Seattle Fish, having just celebrated its 100th anniversary in 2018, is looking to the future of both the company and the industry as a whole as it begins planning out the next decade.
Seattle Fish CEO Derek Figueroa told SeafoodSource that the company is strategizing how it plans to spend the next decade as a seafood company. Key to that, he said, is capitalizing on consumer trends throughout the food industry.
“I took over as CEO in October of 2019, so it does become a really important opportunity to use the start of the new decade, the start of the new year, to envision where we go as a company, as a market, as a protein, as a responsible choice for people who need to eat healthy,” Figueroa said. “For us to take advantage of where we’re at for seafood, we’re looking at expanded a lot of our value added capabilities.”
The idea, he said, is to “meet consumers where we need to” when it comes to getting seafood into shopping baskets.
“You could have a beautiful whole fish, or a beautiful fish fillet, but it doesn’t necessarily resonate with some consumers. We need to add convenience to seafood to get all the benefits, without maybe the risk, or the fear,” he said.
Consumer fear of cooking seafood, he said, remains an obstacle to their willingness to purchase it, and getting over that will be key to expanding sales in the industry. But simply telling people about the ease of cooking seafood isn’t enough.
“I think telling people that doesn’t necessarily resonate, I think showing people helps,” he said. “Whether it’s making burgers, which we do for some of our customers, or putting things on planks, getting people to not just say ‘cook it, it’s not a problem,’ but help them envision with what that looks like.”
Getting people to be able to envision what the seafood will look like and giving them easy options for cooking it will go a long way toward expanding the amount sold, he added.
The company is also looking into new consumer goods that extend the company’s reach in the store.
“We’re looking at some CPG items along the same vein, how can we extend our brand or capabilities that we have in seafood to connect with consumers and drive seafood consumption and seafood adoption,” he said.
Telling the story of seafood, Figueroa said, is another thing that Seattle Fish, and the industry as a whole, can highlight to increase sales.
“That’s one of the things, from an industry, that we can do a lot better. One is we can engage a lot more in positive storytelling,” he said. “We’re really amplifying the positive aspects of seafood, from carbon footprint, sustainability, water usage, health, environmental impact, variety, ease of cooking, and preparation, that’s important for us.”

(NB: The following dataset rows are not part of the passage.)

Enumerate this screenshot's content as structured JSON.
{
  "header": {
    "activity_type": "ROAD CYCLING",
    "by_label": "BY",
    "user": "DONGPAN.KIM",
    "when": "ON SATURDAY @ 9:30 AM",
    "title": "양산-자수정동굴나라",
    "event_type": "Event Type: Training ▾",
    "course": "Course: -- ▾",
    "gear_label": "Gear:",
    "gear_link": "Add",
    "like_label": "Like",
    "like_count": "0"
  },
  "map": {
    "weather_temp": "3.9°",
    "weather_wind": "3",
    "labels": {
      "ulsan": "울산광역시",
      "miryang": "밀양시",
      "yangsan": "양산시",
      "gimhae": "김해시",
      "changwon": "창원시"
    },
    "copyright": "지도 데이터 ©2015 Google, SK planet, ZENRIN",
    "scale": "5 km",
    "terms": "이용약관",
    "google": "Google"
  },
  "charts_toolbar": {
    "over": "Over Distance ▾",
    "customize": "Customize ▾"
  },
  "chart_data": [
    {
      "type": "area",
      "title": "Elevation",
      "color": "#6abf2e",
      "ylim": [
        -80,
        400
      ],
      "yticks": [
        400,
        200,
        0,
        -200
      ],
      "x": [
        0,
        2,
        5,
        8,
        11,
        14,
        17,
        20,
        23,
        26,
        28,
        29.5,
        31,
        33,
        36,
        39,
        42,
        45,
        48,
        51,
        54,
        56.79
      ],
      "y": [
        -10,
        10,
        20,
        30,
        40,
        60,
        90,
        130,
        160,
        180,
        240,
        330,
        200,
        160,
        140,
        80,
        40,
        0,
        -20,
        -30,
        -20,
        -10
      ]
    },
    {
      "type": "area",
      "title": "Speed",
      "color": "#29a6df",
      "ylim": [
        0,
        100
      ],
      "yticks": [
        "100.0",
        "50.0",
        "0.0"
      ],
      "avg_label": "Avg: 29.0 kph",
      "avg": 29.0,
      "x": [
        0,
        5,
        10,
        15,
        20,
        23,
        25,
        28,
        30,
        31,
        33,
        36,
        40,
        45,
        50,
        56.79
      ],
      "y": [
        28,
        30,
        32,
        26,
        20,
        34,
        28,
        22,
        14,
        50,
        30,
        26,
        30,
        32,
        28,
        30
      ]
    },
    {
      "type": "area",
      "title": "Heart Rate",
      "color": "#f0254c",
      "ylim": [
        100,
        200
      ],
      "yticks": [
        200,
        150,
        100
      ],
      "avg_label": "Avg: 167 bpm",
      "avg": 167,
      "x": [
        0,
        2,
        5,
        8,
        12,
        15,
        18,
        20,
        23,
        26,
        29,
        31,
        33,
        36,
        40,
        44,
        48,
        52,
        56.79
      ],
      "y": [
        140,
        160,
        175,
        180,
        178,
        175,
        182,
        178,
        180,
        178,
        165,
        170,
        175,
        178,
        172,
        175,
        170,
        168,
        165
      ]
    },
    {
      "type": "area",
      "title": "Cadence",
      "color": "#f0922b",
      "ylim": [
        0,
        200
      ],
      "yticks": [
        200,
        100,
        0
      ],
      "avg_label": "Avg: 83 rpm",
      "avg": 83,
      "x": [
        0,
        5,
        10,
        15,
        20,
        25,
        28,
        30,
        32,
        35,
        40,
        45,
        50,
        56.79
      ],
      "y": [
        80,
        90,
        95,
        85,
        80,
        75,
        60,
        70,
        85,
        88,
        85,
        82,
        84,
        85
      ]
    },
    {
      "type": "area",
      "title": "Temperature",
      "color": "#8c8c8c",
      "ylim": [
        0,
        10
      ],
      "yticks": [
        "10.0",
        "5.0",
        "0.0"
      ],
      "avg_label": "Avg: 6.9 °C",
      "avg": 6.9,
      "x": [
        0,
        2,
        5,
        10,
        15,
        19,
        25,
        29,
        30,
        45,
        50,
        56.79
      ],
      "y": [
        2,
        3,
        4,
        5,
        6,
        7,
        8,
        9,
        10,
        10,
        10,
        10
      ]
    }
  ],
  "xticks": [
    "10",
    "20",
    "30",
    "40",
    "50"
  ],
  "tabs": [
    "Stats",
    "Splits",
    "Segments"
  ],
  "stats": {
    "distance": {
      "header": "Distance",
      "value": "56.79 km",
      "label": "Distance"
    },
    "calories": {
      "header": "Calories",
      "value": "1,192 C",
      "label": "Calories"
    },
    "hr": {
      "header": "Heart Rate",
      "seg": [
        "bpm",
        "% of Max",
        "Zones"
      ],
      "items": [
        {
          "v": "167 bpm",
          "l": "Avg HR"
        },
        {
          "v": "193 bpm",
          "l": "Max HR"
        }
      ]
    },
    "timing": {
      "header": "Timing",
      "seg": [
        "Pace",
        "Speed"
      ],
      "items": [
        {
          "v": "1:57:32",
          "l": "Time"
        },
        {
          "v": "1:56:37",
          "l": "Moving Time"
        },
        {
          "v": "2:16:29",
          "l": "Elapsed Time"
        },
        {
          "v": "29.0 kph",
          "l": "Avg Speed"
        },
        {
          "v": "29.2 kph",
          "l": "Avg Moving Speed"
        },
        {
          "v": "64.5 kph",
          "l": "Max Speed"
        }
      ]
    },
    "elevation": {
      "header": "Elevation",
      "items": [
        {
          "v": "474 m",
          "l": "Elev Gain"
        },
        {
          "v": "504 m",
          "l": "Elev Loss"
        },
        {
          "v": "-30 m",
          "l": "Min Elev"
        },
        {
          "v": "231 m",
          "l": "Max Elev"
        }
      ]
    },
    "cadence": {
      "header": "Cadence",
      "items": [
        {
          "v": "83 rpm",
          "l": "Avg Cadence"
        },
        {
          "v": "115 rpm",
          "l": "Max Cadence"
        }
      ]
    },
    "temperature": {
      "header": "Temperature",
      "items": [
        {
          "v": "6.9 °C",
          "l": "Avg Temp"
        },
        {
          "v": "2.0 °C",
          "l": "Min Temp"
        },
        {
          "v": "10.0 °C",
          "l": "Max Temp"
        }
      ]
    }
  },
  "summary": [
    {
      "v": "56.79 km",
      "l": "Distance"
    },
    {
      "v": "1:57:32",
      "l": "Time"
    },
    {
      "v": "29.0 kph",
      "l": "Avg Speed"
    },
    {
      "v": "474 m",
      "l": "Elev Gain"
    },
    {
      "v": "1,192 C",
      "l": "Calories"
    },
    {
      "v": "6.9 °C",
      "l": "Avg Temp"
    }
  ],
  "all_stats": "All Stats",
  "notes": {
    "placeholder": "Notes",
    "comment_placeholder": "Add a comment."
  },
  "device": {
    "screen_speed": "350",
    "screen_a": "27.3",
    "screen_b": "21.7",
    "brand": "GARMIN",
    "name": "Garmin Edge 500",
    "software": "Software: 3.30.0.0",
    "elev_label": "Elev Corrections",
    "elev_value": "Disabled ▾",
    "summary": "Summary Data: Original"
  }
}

Supply chain transparency, as well, is a key part of telling the story.
“Oysters is a good example of this, because they have a sort of provenance built right into the name,” Figueroa.
Another part of the company’s strategy, Figueroa added, is making new partners in the industry.
“We’re centrally located [geographically], so as a third pillar we’re looking to expand our partnerships with others that have distribution,” he said. The proximity of the Denver International Airport, and the availability of direct flights to a number of destinations, is a key asset to those potential partnerships.
“We look to aggregate some of that and partner with others who might have some distribution experience, where we can provide that core capability around seafood, and be distribution agnostic,” Figueroa said. “That’s going to be key for us.”
Acquisitions, too, play into that goal.
“We’re looking at acquisitions that are core in our focus,” he said. “It could be some direct consumer, it could be partnering with someone who has capabilities around third-party distribution. Our plant is sized very well, and we’ve been able to drive a lot of efficiencies, and I think we want to grow the seafood we process and distribute without necessarily taking on huge investments into other distribution.”
Seattle Fish was itself the subject of an acquisition relatively recently when Fortune International purchased the Kansas City, Missouri location.
“That was a wholly-owned subsidiary of ours, it was really grown as a separate business,” he said. “That was, from a Fortune standpoint, they’re coming in and making a turn-key acquisition. It’s a good chance for them to aggregate business … It makes sense for them, especially given their aggressive acquisition strategy.”
The sale was an opportunity, he added, for Seattle Fish to take the proceeds and invest in the core area of Denver.
Regardless of how partnerships and acquisitions end up shaking out, Figueroa said he’s confident the industry will continue to grow.
“We believe that it will continue to grow, that there will be a lot of growth in seafood,” he said.
Photo courtesy of Seattle Fish Company